Your answer should consist of the lines below that hold the word "description".

Data about app and page elements
★ ★ ★ ★ ★
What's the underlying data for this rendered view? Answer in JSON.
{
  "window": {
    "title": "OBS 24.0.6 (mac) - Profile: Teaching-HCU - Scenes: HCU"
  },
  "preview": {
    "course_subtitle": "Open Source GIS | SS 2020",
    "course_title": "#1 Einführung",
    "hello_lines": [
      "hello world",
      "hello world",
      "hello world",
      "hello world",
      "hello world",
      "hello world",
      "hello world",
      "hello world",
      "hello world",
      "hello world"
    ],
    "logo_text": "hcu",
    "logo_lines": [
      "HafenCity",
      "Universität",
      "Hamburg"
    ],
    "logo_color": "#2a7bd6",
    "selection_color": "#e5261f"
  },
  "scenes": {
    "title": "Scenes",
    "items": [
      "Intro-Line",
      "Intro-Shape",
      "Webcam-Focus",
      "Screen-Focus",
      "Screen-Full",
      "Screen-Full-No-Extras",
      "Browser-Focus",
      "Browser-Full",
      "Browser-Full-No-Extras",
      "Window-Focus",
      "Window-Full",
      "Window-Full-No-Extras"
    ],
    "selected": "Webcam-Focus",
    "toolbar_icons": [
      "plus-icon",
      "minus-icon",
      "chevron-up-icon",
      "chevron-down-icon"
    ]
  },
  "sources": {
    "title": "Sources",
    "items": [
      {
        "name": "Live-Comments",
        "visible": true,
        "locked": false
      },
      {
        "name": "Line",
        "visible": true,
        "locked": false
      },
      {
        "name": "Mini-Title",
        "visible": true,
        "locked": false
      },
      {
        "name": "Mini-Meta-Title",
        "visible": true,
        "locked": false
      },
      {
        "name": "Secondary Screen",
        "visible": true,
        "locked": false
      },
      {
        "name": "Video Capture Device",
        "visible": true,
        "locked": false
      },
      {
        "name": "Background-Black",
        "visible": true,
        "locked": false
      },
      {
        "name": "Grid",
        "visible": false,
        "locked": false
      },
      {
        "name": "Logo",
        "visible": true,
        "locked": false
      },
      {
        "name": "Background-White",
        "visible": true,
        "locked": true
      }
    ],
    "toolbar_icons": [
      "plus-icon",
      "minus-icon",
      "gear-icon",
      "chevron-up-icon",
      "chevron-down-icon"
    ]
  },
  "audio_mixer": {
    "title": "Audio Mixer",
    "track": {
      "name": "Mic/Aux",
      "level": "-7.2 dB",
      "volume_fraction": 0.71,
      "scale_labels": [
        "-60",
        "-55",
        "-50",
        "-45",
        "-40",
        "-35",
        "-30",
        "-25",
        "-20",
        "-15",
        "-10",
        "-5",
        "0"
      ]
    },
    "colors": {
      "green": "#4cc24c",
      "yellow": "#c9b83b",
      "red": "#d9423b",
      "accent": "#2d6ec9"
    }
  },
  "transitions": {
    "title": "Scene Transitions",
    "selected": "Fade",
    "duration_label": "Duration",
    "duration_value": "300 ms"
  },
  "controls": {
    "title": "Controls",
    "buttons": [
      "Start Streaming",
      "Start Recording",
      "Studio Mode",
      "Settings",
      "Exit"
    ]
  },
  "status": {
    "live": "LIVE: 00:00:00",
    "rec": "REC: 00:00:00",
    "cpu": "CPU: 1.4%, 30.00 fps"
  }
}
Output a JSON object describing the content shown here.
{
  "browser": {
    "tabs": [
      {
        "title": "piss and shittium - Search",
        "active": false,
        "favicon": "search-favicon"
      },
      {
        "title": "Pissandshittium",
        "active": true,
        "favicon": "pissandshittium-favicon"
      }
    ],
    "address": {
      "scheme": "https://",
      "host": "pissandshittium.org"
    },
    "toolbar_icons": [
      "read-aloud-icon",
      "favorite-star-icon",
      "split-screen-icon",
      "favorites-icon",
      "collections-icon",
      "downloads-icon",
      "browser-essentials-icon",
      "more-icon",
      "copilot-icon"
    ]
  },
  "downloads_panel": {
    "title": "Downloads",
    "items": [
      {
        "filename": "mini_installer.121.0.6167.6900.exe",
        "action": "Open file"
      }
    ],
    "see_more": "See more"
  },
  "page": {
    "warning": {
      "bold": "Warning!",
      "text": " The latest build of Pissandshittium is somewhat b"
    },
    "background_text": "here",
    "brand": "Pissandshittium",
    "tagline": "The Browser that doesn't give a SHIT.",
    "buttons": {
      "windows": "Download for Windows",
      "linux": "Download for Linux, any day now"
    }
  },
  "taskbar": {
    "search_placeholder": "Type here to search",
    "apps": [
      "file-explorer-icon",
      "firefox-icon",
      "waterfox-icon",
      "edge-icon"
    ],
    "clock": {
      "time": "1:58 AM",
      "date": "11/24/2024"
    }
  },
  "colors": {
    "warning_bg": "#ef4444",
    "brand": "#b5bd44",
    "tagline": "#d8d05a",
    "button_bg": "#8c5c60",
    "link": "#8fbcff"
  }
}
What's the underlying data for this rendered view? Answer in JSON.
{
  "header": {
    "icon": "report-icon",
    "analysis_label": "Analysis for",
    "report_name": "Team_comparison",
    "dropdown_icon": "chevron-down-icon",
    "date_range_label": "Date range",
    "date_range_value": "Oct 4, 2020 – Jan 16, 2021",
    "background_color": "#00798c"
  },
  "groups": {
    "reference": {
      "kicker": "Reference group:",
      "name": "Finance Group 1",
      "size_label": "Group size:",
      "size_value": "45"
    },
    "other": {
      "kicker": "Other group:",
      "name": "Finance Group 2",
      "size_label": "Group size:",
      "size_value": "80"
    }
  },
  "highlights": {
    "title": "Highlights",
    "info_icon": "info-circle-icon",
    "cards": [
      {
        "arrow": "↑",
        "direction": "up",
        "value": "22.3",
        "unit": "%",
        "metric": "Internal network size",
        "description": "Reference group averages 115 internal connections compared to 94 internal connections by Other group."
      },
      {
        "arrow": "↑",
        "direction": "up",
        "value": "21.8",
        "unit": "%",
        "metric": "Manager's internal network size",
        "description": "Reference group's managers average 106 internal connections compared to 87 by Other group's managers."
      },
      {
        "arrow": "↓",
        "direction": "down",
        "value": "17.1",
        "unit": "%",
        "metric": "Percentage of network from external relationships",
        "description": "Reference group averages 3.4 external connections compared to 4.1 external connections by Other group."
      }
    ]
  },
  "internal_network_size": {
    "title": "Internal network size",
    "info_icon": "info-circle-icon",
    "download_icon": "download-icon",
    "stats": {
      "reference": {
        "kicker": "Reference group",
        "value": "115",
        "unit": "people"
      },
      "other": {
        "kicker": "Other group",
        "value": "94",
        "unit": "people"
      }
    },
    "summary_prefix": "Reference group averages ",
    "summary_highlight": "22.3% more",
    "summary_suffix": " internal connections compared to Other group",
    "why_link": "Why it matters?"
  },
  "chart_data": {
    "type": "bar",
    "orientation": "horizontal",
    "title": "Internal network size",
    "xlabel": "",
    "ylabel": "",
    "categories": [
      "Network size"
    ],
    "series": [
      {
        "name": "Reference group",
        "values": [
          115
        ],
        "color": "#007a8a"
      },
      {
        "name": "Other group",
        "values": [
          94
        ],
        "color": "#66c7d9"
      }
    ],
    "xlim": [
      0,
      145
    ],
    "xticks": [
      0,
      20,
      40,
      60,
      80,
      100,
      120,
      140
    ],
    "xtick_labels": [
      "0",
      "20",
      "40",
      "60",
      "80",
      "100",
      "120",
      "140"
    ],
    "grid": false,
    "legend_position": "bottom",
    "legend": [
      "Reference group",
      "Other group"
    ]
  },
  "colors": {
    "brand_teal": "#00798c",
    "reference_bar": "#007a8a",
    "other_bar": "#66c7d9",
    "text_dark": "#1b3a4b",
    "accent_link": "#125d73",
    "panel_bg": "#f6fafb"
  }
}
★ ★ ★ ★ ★
The completed task
        "description": "Reference group averages 115 internal connections compared to 94 internal connections by Other group."
        "description": "Reference group's managers average 106 internal connections compared to 87 by Other group's managers."
        "description": "Reference group averages 3.4 external connections compared to 4.1 external connections by Other group."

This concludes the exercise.